JAZZ PIANO & CLARINET
MAY 3 - Minneapolis
I'll be on the fabulous Bosendorfer piano in the Dunsmore Room at Crooner's Lounge & Supper Club next Tuesday, May 3rd from 7:00 - 9:00 p.m. Come for dinner (or not) in the cozy Dunsmore room while I enjoy playing for you on the mighty Bosendorfer with the two extra bass keys. Crooner's event page.
6161 Hwy 65 NE
on Moore Lake MAP
Minneapolis, MN 55432
Hey, collectors...going...going...The very last of Butch's solo series on Daring Records. Order while they last!
It is a great honor to be the 2015 recipient of the A.P. Anderson Award from the Anderson Center at Tower View in Red Wing, Minnesota. “Each year the Anderson Center presents the A.P. Anderson Award for Outstanding Contributions to Literature and the Arts in Minnesota.”

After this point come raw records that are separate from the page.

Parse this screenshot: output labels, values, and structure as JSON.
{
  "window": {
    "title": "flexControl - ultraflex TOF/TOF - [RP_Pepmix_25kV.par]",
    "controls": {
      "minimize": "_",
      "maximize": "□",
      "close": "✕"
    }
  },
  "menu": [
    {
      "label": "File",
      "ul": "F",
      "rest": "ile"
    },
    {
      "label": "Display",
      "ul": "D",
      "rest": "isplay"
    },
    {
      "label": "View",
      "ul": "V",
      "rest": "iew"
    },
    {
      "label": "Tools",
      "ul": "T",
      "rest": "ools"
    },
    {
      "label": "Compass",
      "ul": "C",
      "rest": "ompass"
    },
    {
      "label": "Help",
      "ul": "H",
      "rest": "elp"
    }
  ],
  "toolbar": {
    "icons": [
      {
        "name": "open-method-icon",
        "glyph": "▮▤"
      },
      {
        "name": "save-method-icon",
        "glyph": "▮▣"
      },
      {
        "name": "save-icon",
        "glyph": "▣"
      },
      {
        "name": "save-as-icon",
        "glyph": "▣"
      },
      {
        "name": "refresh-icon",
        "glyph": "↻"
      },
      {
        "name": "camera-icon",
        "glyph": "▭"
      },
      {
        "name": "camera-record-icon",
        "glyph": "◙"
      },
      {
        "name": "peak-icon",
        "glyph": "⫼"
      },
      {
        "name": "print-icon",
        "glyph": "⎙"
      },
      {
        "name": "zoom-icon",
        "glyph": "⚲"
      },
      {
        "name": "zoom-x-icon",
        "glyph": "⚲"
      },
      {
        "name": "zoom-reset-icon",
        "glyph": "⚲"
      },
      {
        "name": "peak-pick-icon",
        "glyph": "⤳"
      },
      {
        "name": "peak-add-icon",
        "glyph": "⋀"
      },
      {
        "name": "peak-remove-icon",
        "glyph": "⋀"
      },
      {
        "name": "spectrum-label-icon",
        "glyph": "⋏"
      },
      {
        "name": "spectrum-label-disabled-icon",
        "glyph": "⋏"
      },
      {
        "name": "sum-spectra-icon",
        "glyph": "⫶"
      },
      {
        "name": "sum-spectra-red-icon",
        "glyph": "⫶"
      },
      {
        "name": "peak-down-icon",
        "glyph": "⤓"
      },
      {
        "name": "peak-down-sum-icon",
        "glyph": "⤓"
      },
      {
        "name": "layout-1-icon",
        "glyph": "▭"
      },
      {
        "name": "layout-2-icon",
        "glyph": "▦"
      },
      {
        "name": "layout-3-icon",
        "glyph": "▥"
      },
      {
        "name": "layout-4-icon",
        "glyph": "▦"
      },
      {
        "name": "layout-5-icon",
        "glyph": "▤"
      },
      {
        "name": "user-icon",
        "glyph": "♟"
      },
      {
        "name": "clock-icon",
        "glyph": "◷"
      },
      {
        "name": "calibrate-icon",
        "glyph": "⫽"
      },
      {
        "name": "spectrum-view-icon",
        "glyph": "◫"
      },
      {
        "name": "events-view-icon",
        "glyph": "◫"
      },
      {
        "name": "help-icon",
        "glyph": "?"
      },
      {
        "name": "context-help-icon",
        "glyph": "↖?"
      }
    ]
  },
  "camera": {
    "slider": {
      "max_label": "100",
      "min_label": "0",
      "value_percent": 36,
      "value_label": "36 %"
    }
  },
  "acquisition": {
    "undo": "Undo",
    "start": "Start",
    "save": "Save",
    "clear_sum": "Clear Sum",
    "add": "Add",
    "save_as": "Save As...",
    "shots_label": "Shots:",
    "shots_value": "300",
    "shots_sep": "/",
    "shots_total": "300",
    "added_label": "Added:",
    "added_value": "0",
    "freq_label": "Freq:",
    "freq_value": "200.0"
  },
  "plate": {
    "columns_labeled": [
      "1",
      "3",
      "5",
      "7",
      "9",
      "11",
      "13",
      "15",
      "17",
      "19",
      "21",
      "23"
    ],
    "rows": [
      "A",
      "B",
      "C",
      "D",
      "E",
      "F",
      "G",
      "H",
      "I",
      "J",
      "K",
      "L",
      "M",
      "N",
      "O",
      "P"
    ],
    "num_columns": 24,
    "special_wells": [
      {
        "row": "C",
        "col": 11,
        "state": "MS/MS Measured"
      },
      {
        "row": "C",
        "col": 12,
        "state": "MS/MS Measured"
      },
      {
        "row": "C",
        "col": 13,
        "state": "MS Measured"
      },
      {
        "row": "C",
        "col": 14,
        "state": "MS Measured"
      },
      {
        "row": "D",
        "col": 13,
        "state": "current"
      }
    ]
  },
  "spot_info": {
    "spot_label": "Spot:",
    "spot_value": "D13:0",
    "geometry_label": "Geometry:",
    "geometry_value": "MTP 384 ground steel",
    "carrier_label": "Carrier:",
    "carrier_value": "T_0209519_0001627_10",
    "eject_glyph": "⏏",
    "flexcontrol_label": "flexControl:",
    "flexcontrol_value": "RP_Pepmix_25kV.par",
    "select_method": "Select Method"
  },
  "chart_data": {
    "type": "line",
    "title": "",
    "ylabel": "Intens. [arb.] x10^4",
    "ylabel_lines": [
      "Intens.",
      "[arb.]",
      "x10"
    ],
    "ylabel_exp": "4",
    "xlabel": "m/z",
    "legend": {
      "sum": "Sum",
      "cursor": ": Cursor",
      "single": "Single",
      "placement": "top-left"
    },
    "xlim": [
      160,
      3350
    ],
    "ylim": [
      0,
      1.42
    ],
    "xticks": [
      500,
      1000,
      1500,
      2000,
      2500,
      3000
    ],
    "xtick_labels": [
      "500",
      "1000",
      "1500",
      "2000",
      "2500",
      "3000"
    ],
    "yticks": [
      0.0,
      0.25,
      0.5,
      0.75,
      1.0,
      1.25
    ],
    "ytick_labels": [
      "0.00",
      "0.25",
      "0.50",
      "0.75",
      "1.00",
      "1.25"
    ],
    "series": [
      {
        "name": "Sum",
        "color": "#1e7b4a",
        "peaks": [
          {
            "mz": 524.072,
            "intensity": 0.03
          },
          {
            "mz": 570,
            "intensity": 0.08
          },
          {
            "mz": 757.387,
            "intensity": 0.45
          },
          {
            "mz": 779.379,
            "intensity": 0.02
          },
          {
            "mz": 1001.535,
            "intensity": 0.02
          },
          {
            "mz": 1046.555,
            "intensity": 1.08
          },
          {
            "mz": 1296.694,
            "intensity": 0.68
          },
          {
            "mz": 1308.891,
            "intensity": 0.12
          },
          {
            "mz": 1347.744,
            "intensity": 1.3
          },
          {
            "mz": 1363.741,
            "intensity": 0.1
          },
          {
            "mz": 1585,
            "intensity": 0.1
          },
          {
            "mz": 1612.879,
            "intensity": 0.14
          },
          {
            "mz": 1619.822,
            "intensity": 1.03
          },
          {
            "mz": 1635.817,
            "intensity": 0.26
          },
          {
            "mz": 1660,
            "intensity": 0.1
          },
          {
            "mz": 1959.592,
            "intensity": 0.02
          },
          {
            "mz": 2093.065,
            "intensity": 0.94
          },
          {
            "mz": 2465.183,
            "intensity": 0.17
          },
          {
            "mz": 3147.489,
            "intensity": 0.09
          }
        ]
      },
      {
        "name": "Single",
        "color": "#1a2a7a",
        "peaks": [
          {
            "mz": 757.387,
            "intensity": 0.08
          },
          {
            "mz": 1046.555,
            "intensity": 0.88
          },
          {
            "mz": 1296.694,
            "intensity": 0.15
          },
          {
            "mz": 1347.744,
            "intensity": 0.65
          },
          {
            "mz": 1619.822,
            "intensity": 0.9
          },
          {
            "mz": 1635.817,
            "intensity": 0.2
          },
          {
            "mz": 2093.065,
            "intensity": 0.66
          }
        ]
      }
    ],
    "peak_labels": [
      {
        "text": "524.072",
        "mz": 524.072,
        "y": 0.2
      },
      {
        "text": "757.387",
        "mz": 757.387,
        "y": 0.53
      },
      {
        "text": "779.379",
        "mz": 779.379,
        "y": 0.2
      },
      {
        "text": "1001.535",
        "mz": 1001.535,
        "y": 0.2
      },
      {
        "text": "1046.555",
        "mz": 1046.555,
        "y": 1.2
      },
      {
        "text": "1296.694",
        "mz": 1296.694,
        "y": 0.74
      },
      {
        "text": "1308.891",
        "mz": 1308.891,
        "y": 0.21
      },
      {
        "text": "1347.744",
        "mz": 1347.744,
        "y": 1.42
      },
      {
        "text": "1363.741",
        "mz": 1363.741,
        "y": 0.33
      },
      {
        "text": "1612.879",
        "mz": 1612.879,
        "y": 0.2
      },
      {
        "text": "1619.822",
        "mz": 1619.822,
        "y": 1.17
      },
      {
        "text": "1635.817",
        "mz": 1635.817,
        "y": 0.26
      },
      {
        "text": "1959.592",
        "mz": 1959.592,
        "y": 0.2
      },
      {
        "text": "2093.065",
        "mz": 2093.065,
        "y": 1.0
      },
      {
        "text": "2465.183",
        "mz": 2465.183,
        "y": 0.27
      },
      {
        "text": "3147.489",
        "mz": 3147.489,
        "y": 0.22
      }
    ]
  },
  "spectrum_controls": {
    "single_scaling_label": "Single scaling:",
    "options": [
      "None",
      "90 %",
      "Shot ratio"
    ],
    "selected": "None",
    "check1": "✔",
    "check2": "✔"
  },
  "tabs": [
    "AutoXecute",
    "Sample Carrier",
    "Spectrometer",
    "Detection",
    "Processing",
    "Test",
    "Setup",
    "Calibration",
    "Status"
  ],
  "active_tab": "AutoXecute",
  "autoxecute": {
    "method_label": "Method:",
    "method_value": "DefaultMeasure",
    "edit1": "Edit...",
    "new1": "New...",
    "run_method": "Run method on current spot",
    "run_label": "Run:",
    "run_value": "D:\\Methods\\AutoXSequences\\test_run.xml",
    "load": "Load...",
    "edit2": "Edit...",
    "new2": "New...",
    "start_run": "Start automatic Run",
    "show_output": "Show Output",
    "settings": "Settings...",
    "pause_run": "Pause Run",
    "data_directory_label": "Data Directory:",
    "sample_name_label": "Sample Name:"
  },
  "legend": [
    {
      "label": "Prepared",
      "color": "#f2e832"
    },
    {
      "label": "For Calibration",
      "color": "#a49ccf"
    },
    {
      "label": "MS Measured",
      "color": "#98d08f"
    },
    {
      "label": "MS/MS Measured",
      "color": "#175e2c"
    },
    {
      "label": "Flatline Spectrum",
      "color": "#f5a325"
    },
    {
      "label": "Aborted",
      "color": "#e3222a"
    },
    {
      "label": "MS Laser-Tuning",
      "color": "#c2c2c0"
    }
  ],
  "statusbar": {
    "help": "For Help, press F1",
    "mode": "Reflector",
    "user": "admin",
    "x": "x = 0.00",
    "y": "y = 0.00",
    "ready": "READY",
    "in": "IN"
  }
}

Born in a small Minnesota river town, Thompson played Christmas carols on his mother’s upright piano by age three, and began formal lessons at six. He studied clarinet in high school, and as a teenager led his first professional jazz group, Shirt Thompson & His Sleeves.
Stan Hall on piano leads the Hall Brothers in the mid 1960s. Sing, You Sinners. Stan Hall, piano; Russ Hall, trombone, Mike Polad, banjo, Charlie DeVore, cornet, Bill Evans, bass, Doggie Berg, drums & vocal, and Butch on clarinet.
Join me in cozy Dunsmore room at Crooner's on Moore Lake in Mpls. Tues. May 3, 7-9PM. Playing on mighty Bosendorfer! https://t.co/456JSO8J2m— Butch Thompson (@butchthompson) April 27, 2016
Butch hosts the Jazz Originals radio show on KBEM 88.5 FM in Minneapolis, Tuesdays at 7PM, and Sundays at 6PM (repeat). Latest shows on demand here.
Evolving Jazz Tradition
Butch brings his own voice to the classic jazz repertoire of blues, stomps, ragtime and pop songs. From Scott Joplin's Maple Leaf Rag to Duke Ellington's Mood Indigo, from Jelly Roll Morton's New Orleans jazz to the virtuosic stride piano of 1920s Harlem, Butch has played his personal style from Cairo to Kansas City.
MUSIC FOR ALL OCCASIONS
Whether he's working solo, with his well-known trio, or other ensembles around home or in New Orleans, Butch delivers variety and the pure, contagious joy of music making.
Jelly Roll Morton said it best
Jazz was born in New Orleans, he said, from a gumbo of "everything from blues to opera. Jazz music is to be played sweet, soft, plenty rhythm. When you have your plenty rhythm with your plenty swing, it becomes beautiful."
One afternoon on a New Orleans porch. From left: Tom Ebbert, Brian O'Connell, Butch, Bill Huntington, Chuck Badie, Duke Heitger.